"Our duties towards the environment are linked to our duties towards the human person, considered in himself and in relation to others. It would be wrong to uphold one set of duties while trampling on the other. Herein lies a grave contradiction in our mentality and practice today: one which demeans the person, disrupts the environment, and damages society."
Caritas in Veritate, June 2009.
Last month, as the science of climate change seemed to have collapsed in a global scandal of sloppy research, a neurobiologist in Alabama shot six coworkers, three fatally, after being denied academic tenure.
Five months ago a court in Seoul, South Korea found a researcher guilty of falsifying results in stem-cell studies; a similar case happened in 2008 at the University of Minnesota. These incidents remind us that politics and sin are as happily at home in the ivory towers of scientific research as they are anywhere else.
For the secular world such news is troubling. Human reason was supposed to liberate humanity from the dark ages. Science was supposed to free us from petty misunderstandings, crusades and confessional wars. Academia was supposed to find rational means to earthly glory—a pill for every disease and a machine for every inconvenience. God would no longer be needed.

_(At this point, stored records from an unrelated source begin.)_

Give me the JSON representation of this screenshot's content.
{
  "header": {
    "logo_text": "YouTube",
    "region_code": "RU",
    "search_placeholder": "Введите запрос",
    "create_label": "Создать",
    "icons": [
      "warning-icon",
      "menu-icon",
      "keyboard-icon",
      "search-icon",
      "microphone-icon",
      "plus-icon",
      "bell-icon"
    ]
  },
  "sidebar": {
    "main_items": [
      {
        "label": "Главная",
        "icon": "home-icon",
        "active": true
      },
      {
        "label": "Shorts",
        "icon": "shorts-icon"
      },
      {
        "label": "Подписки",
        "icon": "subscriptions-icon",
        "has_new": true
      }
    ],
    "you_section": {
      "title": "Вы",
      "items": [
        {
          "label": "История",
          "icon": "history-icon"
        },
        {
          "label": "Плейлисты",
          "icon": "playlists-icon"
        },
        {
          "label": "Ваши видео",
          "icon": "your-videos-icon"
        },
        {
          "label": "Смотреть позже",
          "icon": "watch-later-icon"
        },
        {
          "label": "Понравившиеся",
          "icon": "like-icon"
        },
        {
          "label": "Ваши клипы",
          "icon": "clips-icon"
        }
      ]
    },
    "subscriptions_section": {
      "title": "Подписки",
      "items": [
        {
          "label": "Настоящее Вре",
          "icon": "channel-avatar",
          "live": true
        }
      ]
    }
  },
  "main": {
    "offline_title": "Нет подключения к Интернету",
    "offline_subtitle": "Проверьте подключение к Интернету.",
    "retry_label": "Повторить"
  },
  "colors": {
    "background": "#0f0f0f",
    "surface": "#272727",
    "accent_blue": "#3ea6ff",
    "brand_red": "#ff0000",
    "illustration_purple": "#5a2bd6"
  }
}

But even in atheistic or academic circles there should be little doubt today that something within the Age of Enlightenment has gone wrong. For people of faith—most especially those who accept as a given the fallen nature of humankind—news that all is not well in scientific circles comes as no surprise. Researchers don’t stop being sons and daughters of Adam when granted advanced academic degrees.
Catholic ecologists in particular can attest to this thanks to the recent drama over the falsification of climate change research.
This drama began several weeks before December’s United Nations-sponsored talks on climate change in Copenhagen, when the internet grew white hot with leaked emails and data from the Climatic Research Unit at the University of East Anglia in Britain; these emails seemed to counter the legitimacy of climate change.
Then in January the United Nation's Intergovernmental Panel on Climate Change found itself in turmoil because it had used an interview in an outdoors magazine as principal evidence of disappearing ice on the Himalayans. That claim was soon revised.
Charges by skeptics against climate research continues to mount—and many of these charges are dead on. Still, the larger body of evidence shows us that worldwide climate changes are occurring as a result of increased levels of greenhouse gases (such as carbon dioxide). How or when these changes will impact you or I is largely unclear. Global distribution of moisture and thermal energy is difficult to predict even when the atmosphere’s makeup remains constant—which, because of human pollution, it isn’t.
Of course such scientific minutiae can be debated. But what Catholic ecologists are certain of is that the complexities of modeling global reactions to altered atmospheric compositions are sadly, but inevitably, made even more complex thanks to human sin—be it greed, a hunger for power, madness or simple hubris.
What the current turmoil in climate change science shows us is not that the science is all wrong—that would be wishful thinking. The lesson here is that scientific researchers can be as sinful and stupid as the rest of us. That said, what these people—these sinners—need is not our scorn and disbelief, but our sympathy, our understanding and our prayers.